A year after devastating fire, Horn Farm Center continues to rebuild
Horn Farm Center employees continue to operate out of office-converted trailers after a fire devastated the organization’s historical farmhouse a year ago.
Horn Farm Center employees are still operating out of office-converted trailers after a fire devastated the organization’s historical farmhouse a year ago.
The center's rebuilding efforts continue.
“It was a bit of a jolt to the system,” said Executive Director Alexis Campbell. “During that time we were really humbled by the community support we had. We wanted to carry out our mission despite these challenges.”
Horn Farm Center is an educational nonprofit focused on regenerative agriculture and ecological education. It offers a wide range of classes on everything from composting and gardening to survival skills, such as how to forage for food and create a fire without matches.
The organization’s farmhouse was struck by lightning last October, completely wiping out the third-floor attic and destroying its office spaces.
While the first few months after the blaze were all about assessing damage and stabilizing the existing building, Horn Farm Center is moving into the next phase of rebuilding now.
“We looked at this tragic incident, which was very challenging for us, as an opportunity to improve our facilities and get something even better than before,” Campbell said.
Prior to the fire, Horn Farm Center was finalizing a strategic plan that included addressing facility space at the site.
Though the farmhouse fire was an unforeseeable event that threw a wrench into the organization’s original plans, Campbell was determined not to let the incident stop their work. The center still hosts a variety of classes on the 186-acre farm.
In the months since the fire, the center has brought on five new board members and aims to hire five new employees.
Among many goals on the agenda, Campbell said, organization members hope to increase indoor classroom space and rebuild the farmhouse with sustainability goals in mind.
“We have green energy goals, which means producing more water and energy than we are using,” she added. “It took us a little while to get those ideas together and understand our goals.”
For its rebuilding project, Horn Farm Center hired the architectural firm Murphy & Dittenhafer to draw up plans, Lewis Contractor for pre-construction and the Seven Group as a green energy consultant. The actual cost of rebuilding is still to be determined, Campbell said, and the nonprofit will have a better sense once the design phase is completed.
The finished project won't simply return the center to its former glory. Instead, she said, the goal is to increase the programs that the farm offers to the public.
“I think I'm most excited about increasing the impact we can have on our community," she said.

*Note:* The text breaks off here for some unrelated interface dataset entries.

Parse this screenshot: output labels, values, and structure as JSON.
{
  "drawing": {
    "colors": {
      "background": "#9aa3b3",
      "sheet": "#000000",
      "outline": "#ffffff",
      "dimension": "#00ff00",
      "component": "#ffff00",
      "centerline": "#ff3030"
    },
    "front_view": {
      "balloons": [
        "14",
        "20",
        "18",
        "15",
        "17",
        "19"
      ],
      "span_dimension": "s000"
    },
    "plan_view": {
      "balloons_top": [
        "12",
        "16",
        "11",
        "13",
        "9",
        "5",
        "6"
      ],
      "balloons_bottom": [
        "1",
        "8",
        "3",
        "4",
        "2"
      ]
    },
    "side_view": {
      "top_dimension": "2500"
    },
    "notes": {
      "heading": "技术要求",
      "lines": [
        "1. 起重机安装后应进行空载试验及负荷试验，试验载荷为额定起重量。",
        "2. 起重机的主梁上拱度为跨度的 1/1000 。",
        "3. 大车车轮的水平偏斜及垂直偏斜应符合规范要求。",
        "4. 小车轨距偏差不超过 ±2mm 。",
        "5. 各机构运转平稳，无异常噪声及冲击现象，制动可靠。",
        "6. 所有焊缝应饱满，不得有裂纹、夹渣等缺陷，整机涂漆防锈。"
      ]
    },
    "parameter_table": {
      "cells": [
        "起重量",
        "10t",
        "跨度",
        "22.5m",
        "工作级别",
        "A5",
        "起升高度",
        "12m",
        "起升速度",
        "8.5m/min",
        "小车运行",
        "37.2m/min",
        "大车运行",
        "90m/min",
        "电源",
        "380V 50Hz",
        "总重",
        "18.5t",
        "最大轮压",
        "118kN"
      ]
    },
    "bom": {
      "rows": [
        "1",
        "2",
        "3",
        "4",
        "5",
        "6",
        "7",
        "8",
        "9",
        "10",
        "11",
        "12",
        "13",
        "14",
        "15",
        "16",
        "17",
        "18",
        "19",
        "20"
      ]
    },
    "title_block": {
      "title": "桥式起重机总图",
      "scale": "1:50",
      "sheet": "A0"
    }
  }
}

In September, the organization hosted its annual pawpaw fest — celebrating the native fruit that grows along creeks throughout the region — which was a successful fundraising event to help cover costs for the rebuild.
Individuals interested in donating to help rebuild Horn Farm Center can do so by visiting hornfarmcenter.org/donate.

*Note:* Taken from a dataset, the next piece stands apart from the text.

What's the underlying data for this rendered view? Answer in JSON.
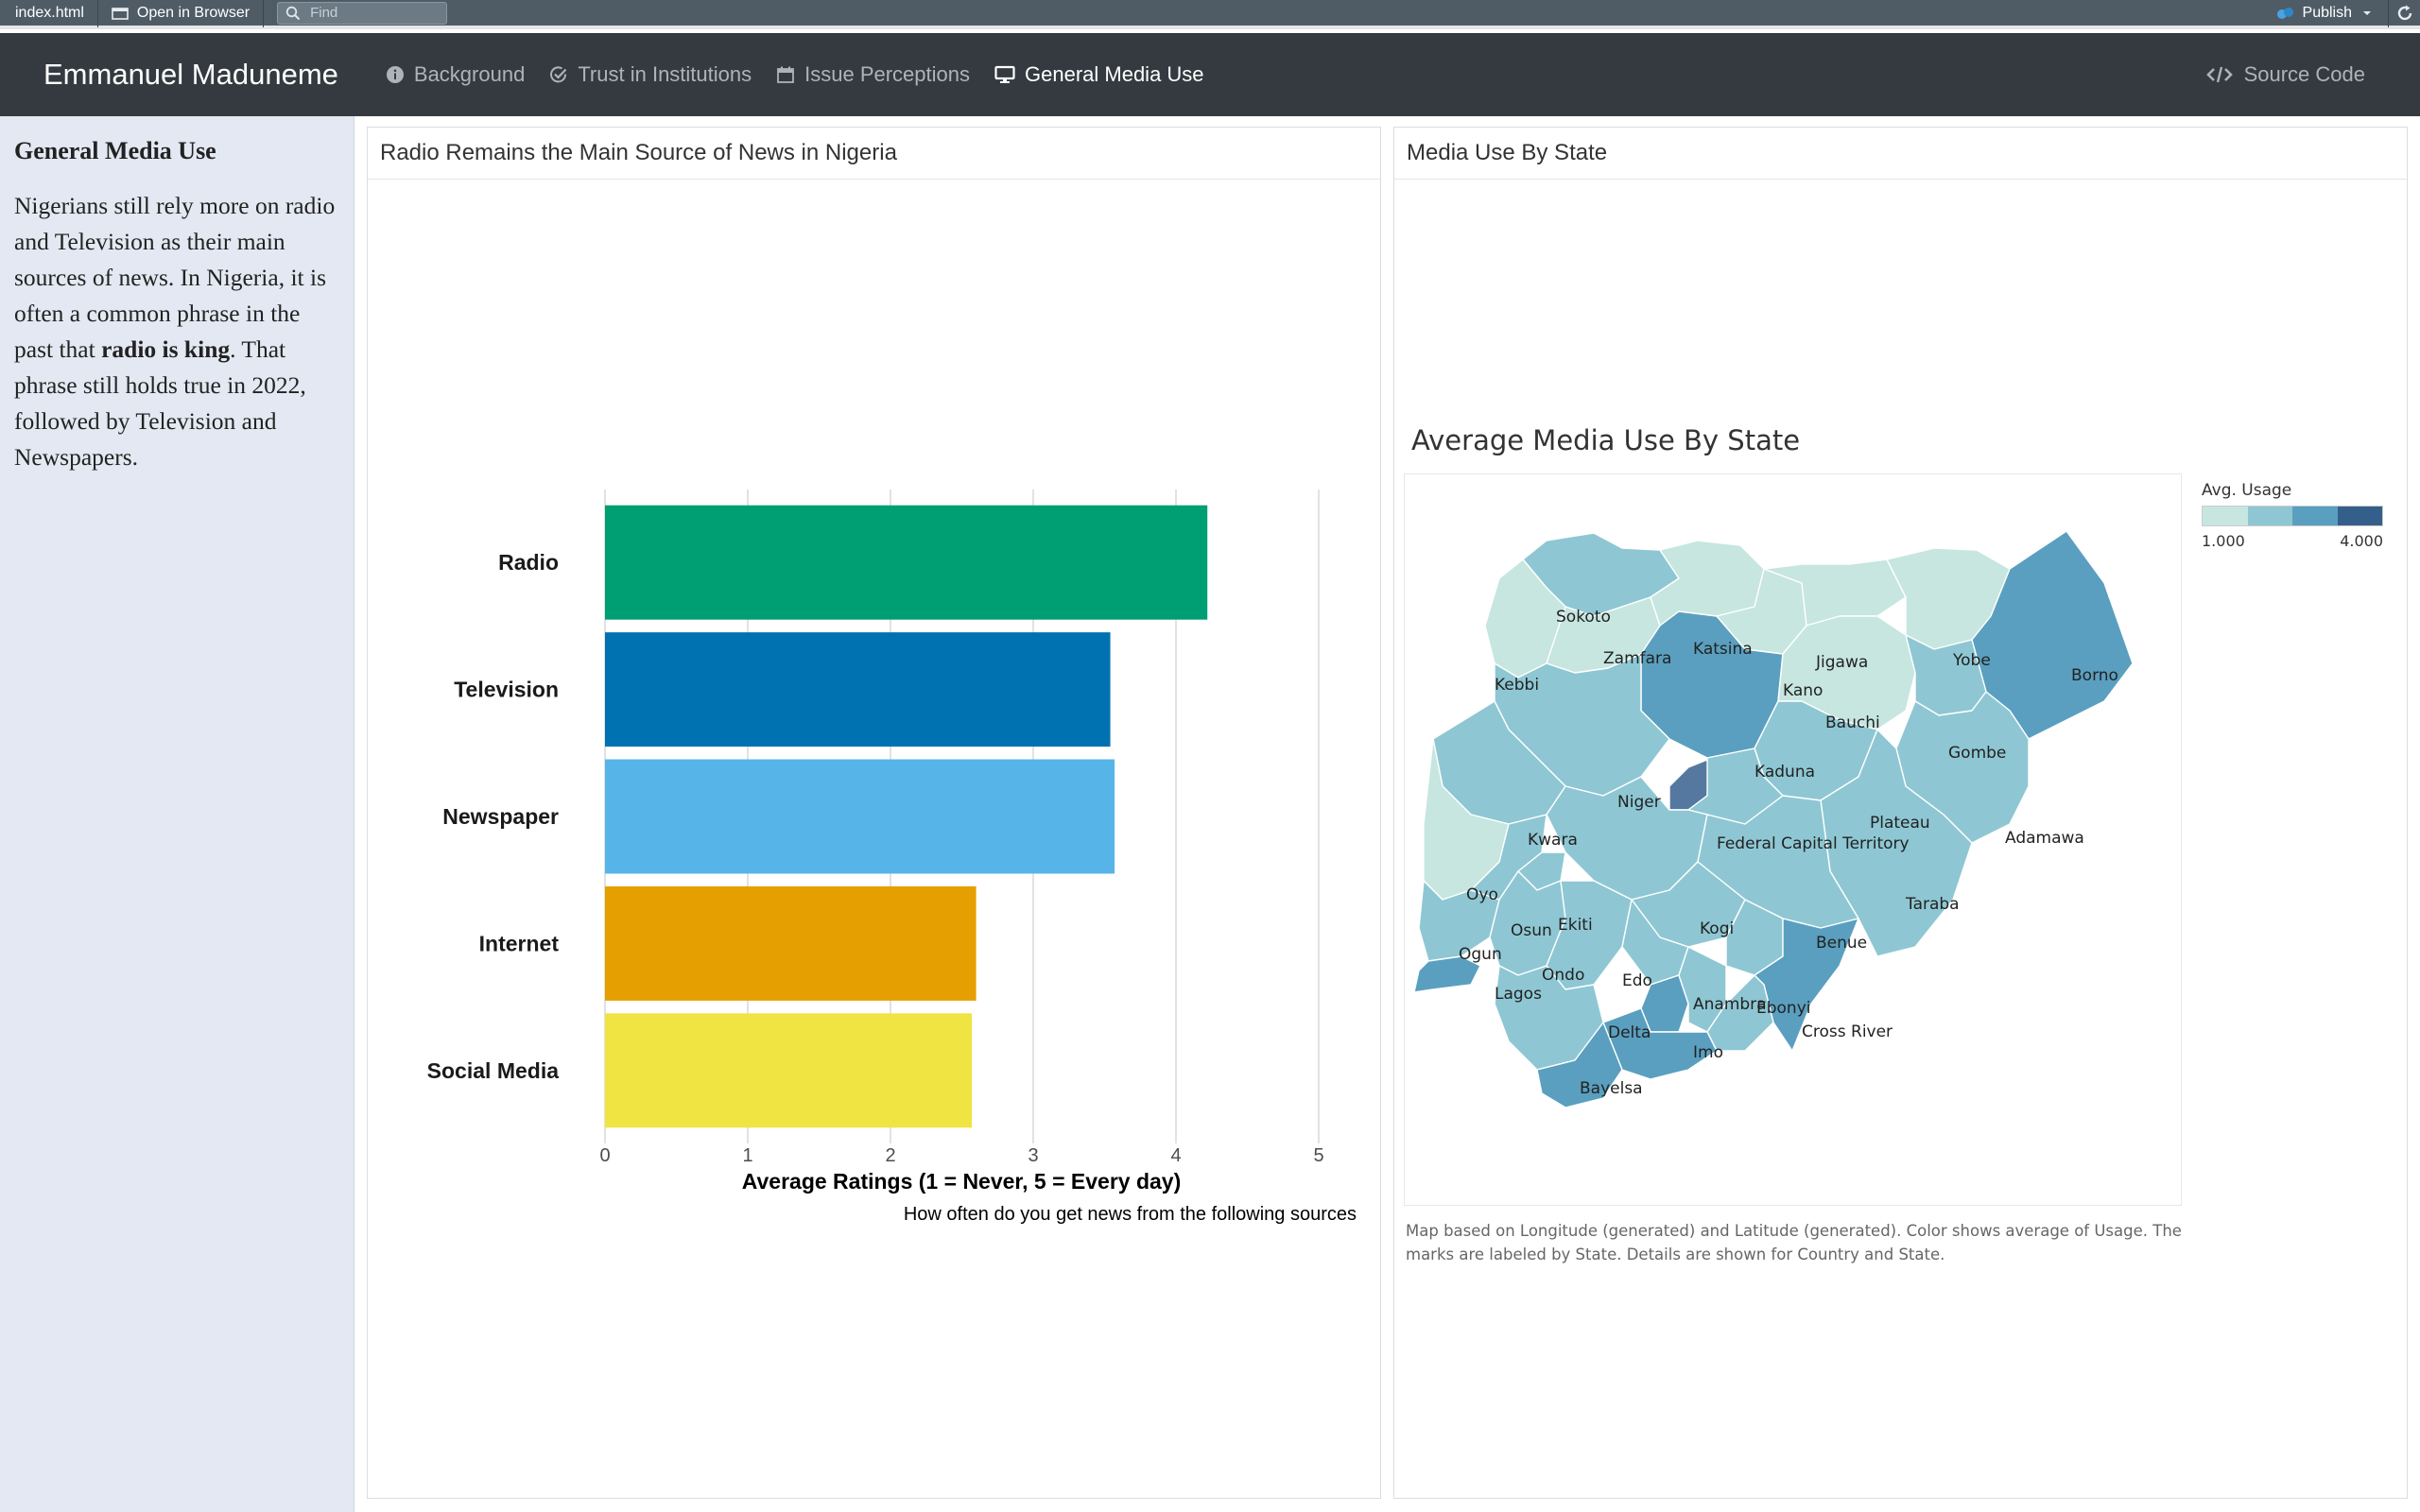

“We’ve been kind of working on all of those things at once,” Campbell said. “And we’re all really excited for the future of our organization.”

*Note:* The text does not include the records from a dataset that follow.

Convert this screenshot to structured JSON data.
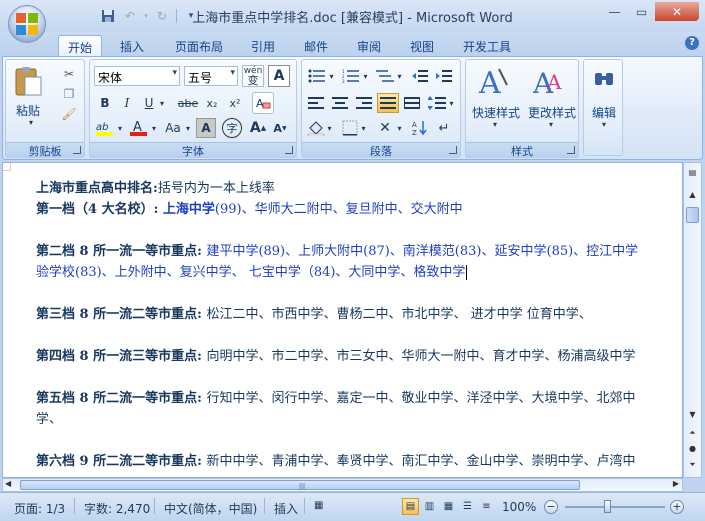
{
  "window": {
    "title": "上海市重点中学排名.doc [兼容模式] - Microsoft Word"
  },
  "tabs": [
    "开始",
    "插入",
    "页面布局",
    "引用",
    "邮件",
    "审阅",
    "视图",
    "开发工具"
  ],
  "ribbon": {
    "clipboard": {
      "group_label": "剪贴板",
      "paste_label": "粘贴"
    },
    "font": {
      "group_label": "字体",
      "font_name": "宋体",
      "font_size": "五号",
      "wen_button": "wén\n变",
      "bold": "B",
      "italic": "I",
      "underline": "U",
      "strikethrough": "abe",
      "subscript": "x₂",
      "superscript": "x²",
      "grow": "A",
      "shrink": "A",
      "char_border": "A",
      "enclose": "字",
      "change_case": "Aa",
      "font_color": "A",
      "highlight": "ab"
    },
    "paragraph": {
      "group_label": "段落"
    },
    "styles": {
      "group_label": "样式",
      "quick_styles": "快速样式",
      "change_styles": "更改样式"
    },
    "editing": {
      "label": "编辑"
    }
  },
  "document": {
    "lines": [
      {
        "parts": [
          {
            "t": "上海市重点高中排名:",
            "s": "bold"
          },
          {
            "t": "括号内为一本上线率",
            "s": "plain"
          }
        ]
      },
      {
        "parts": [
          {
            "t": "第一档（4 大名校）: ",
            "s": "bold"
          },
          {
            "t": "上海中学",
            "s": "blue bold"
          },
          {
            "t": "(99)、华师大二附中、复旦附中、交大附中",
            "s": "blue"
          }
        ]
      },
      {
        "parts": []
      },
      {
        "parts": [
          {
            "t": "第二档 8 所一流一等市重点: ",
            "s": "bold"
          },
          {
            "t": "建平中学(89)、上师大附中(87)、南洋模范(83)、延安中学(85)、控江中学",
            "s": "blue"
          }
        ]
      },
      {
        "parts": [
          {
            "t": "验学校(83)、上外附中、复兴中学、 七宝中学（84)、大同中学、格致中学",
            "s": "blue"
          }
        ]
      },
      {
        "parts": []
      },
      {
        "parts": [
          {
            "t": "第三档 8 所一流二等市重点: ",
            "s": "bold"
          },
          {
            "t": "松江二中、市西中学、曹杨二中、市北中学、 进才中学 位育中学、",
            "s": "plain"
          }
        ]
      },
      {
        "parts": []
      },
      {
        "parts": [
          {
            "t": "第四档 8 所一流三等市重点: ",
            "s": "bold"
          },
          {
            "t": "向明中学、市二中学、市三女中、华师大一附中、育才中学、杨浦高级中学",
            "s": "plain"
          }
        ]
      },
      {
        "parts": []
      },
      {
        "parts": [
          {
            "t": "第五档 8 所二流一等市重点: ",
            "s": "bold"
          },
          {
            "t": "行知中学、闵行中学、嘉定一中、敬业中学、洋泾中学、大境中学、北郊中",
            "s": "plain"
          }
        ]
      },
      {
        "parts": [
          {
            "t": "学、",
            "s": "plain"
          }
        ]
      },
      {
        "parts": []
      },
      {
        "parts": [
          {
            "t": "第六档 9 所二流二等市重点: ",
            "s": "bold"
          },
          {
            "t": "新中中学、青浦中学、奉贤中学、南汇中学、金山中学、崇明中学、卢湾中",
            "s": "plain"
          }
        ]
      }
    ]
  },
  "status": {
    "page": "页面: 1/3",
    "words": "字数: 2,470",
    "language": "中文(简体，中国)",
    "insert_mode": "插入",
    "zoom": "100%"
  }
}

Heading into winter, the center will focus heavily on the design process of the rebuilding project.
Right now, Campbell said, the hope is to break ground next spring.
"I think through this process we learned how much the community values Horn Farm, so we see an obligation to give back and provide what it is our mission is about,” Campbell said. “It's been really inspiring to me to see how much the community supports us and where the future can take us.”
To learn more about Horn Farm Center and its programs, visit https://hornfarmcenter.org/.